Two other defendants have pled guilty and have been sentenced in connection with the telemarketing fraud case. On June 4, 2009, George Borden, age 53, of Quincy, was sentenced to serve two and a half years in the House of Correction for his role in defrauding donors. On June 26, 2009, Seeley's son, Brandon Seeley, age 21, also of Medford, was sentenced to serve two and a half years in the House of Correction, with the sentence suspended for five years, for his role in defrauding donors. On January 22, 2010, Brandon Seeley's probation was revoked for failure to comply with his probation conditions. He is currently serving a sentence of two and a half years in the House of Correction.
Two other co-defendants have also been charged in connection with this case and their cases are still pending. William Lewis, age 57, of Brookline, NH, and Frank Cariello, age 70, of Boynton Beach, FL are charged as follows:
Larceny Over $250 (2 counts)
Attempted Larceny (2 counts)
Conspiracy to Commit Larceny (2 counts)
Deceptive Professional Solicitation Practices
Larceny Over $250 (2 counts)
Conspiracy to Commit Larceny over $250 (2 counts)
Deceptive Professional Solicitation Practices
The Attorney General's Non-Profit/Public Charities Division filed a civil suit in October 2008 in Suffolk Superior Court against VCF and received a preliminary injunction to prevent Veteran's Charitable Foundation from continuing to fundraise in Massachusetts. A guide for potential donors regarding charitable donations can be found on the Attorney General's website at http://www.mass.gov/Cago/docs/nonprofit/donating_dos_and_donts.pdf .
On August 4, 2008, a Middlesex Grand Jury returned indictments against all five men charged in the telemarketing case. On September 3, 2008, they were arraigned in Middlesex Superior Court in Woburn and released on personal recognizance. Seeley was arraigned in the two drug cases on April 14, 2008, and October 5, 2009. On February 3, 2009, Ronald Seeley pled guilty to all three cases and was sentenced.
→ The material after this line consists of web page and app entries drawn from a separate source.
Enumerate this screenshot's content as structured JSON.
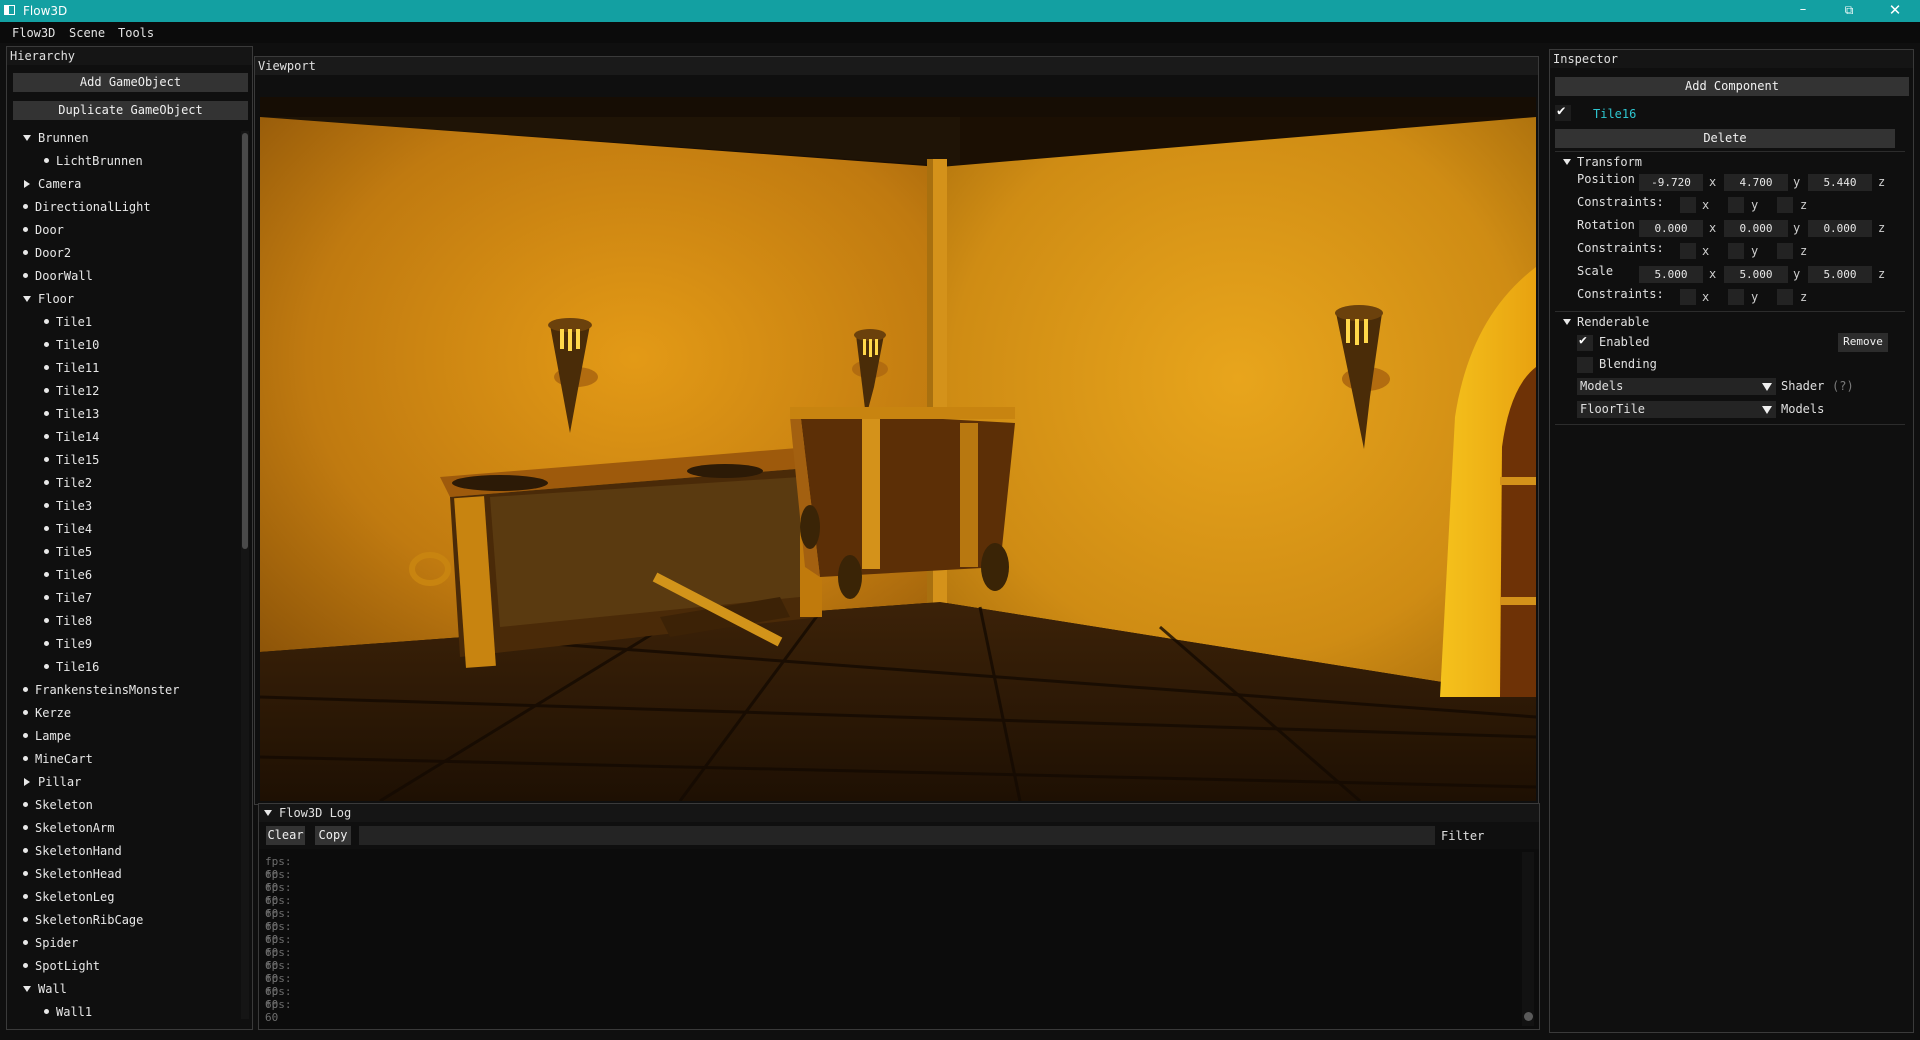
{
  "window": {
    "title": "Flow3D",
    "controls": [
      "minimize-icon",
      "restore-icon",
      "close-icon"
    ]
  },
  "menu": [
    "Flow3D",
    "Scene",
    "Tools"
  ],
  "hierarchy": {
    "title": "Hierarchy",
    "add_button": "Add GameObject",
    "duplicate_button": "Duplicate GameObject",
    "items": [
      {
        "label": "Brunnen",
        "icon": "arrow-down",
        "depth": 0
      },
      {
        "label": "LichtBrunnen",
        "icon": "bullet",
        "depth": 1
      },
      {
        "label": "Camera",
        "icon": "arrow-right",
        "depth": 0
      },
      {
        "label": "DirectionalLight",
        "icon": "bullet",
        "depth": 0
      },
      {
        "label": "Door",
        "icon": "bullet",
        "depth": 0
      },
      {
        "label": "Door2",
        "icon": "bullet",
        "depth": 0
      },
      {
        "label": "DoorWall",
        "icon": "bullet",
        "depth": 0
      },
      {
        "label": "Floor",
        "icon": "arrow-down",
        "depth": 0
      },
      {
        "label": "Tile1",
        "icon": "bullet",
        "depth": 1
      },
      {
        "label": "Tile10",
        "icon": "bullet",
        "depth": 1
      },
      {
        "label": "Tile11",
        "icon": "bullet",
        "depth": 1
      },
      {
        "label": "Tile12",
        "icon": "bullet",
        "depth": 1
      },
      {
        "label": "Tile13",
        "icon": "bullet",
        "depth": 1
      },
      {
        "label": "Tile14",
        "icon": "bullet",
        "depth": 1
      },
      {
        "label": "Tile15",
        "icon": "bullet",
        "depth": 1
      },
      {
        "label": "Tile2",
        "icon": "bullet",
        "depth": 1
      },
      {
        "label": "Tile3",
        "icon": "bullet",
        "depth": 1
      },
      {
        "label": "Tile4",
        "icon": "bullet",
        "depth": 1
      },
      {
        "label": "Tile5",
        "icon": "bullet",
        "depth": 1
      },
      {
        "label": "Tile6",
        "icon": "bullet",
        "depth": 1
      },
      {
        "label": "Tile7",
        "icon": "bullet",
        "depth": 1
      },
      {
        "label": "Tile8",
        "icon": "bullet",
        "depth": 1
      },
      {
        "label": "Tile9",
        "icon": "bullet",
        "depth": 1
      },
      {
        "label": "Tile16",
        "icon": "bullet",
        "depth": 1
      },
      {
        "label": "FrankensteinsMonster",
        "icon": "bullet",
        "depth": 0
      },
      {
        "label": "Kerze",
        "icon": "bullet",
        "depth": 0
      },
      {
        "label": "Lampe",
        "icon": "bullet",
        "depth": 0
      },
      {
        "label": "MineCart",
        "icon": "bullet",
        "depth": 0
      },
      {
        "label": "Pillar",
        "icon": "arrow-right",
        "depth": 0
      },
      {
        "label": "Skeleton",
        "icon": "bullet",
        "depth": 0
      },
      {
        "label": "SkeletonArm",
        "icon": "bullet",
        "depth": 0
      },
      {
        "label": "SkeletonHand",
        "icon": "bullet",
        "depth": 0
      },
      {
        "label": "SkeletonHead",
        "icon": "bullet",
        "depth": 0
      },
      {
        "label": "SkeletonLeg",
        "icon": "bullet",
        "depth": 0
      },
      {
        "label": "SkeletonRibCage",
        "icon": "bullet",
        "depth": 0
      },
      {
        "label": "Spider",
        "icon": "bullet",
        "depth": 0
      },
      {
        "label": "SpotLight",
        "icon": "bullet",
        "depth": 0
      },
      {
        "label": "Wall",
        "icon": "arrow-down",
        "depth": 0
      },
      {
        "label": "Wall1",
        "icon": "bullet",
        "depth": 1
      }
    ]
  },
  "viewport": {
    "title": "Viewport"
  },
  "log": {
    "title": "Flow3D Log",
    "clear_button": "Clear",
    "copy_button": "Copy",
    "filter_value": "",
    "filter_label": "Filter",
    "lines": [
      "fps: 60",
      "fps: 60",
      "fps: 60",
      "fps: 60",
      "fps: 60",
      "fps: 60",
      "fps: 60",
      "fps: 60",
      "fps: 60",
      "fps: 60",
      "fps: 60",
      "fps: 60"
    ]
  },
  "inspector": {
    "title": "Inspector",
    "add_component_button": "Add Component",
    "object_enabled": true,
    "object_name": "Tile16",
    "delete_button": "Delete",
    "transform": {
      "header": "Transform",
      "position_label": "Position",
      "position": [
        "-9.720",
        "4.700",
        "5.440"
      ],
      "rotation_label": "Rotation",
      "rotation": [
        "0.000",
        "0.000",
        "0.000"
      ],
      "scale_label": "Scale",
      "scale": [
        "5.000",
        "5.000",
        "5.000"
      ],
      "constraints_label": "Constraints:",
      "axes": [
        "x",
        "y",
        "z"
      ]
    },
    "renderable": {
      "header": "Renderable",
      "enabled_label": "Enabled",
      "enabled": true,
      "remove_button": "Remove",
      "blending_label": "Blending",
      "blending": false,
      "shader_select": "Models",
      "shader_label": "Shader",
      "shader_help": "(?)",
      "model_select": "FloorTile",
      "model_label": "Models"
    }
  },
  "colors": {
    "titlebar": "#13a0a2",
    "accent_text": "#2ec6d0",
    "panel_bg": "#0f0f0f",
    "button_bg": "#333333"
  }
}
The case was prosecuted by Assistant Attorney General Marc Jones, of Attorney General Martha Coakley's Corruption and Fraud Division. Massachusetts State Police assigned to the Attorney General's Office and Financial Investigator Jessie Julian Dean conducted the investigation. The Attorney General's Non-Profit Organizations/Public Charities Division also provided assistance. The Massachusetts State Police Fusion Center also provided assistance with the investigation. NEPVA and RBPOA also cooperated fully in the course of the investigation.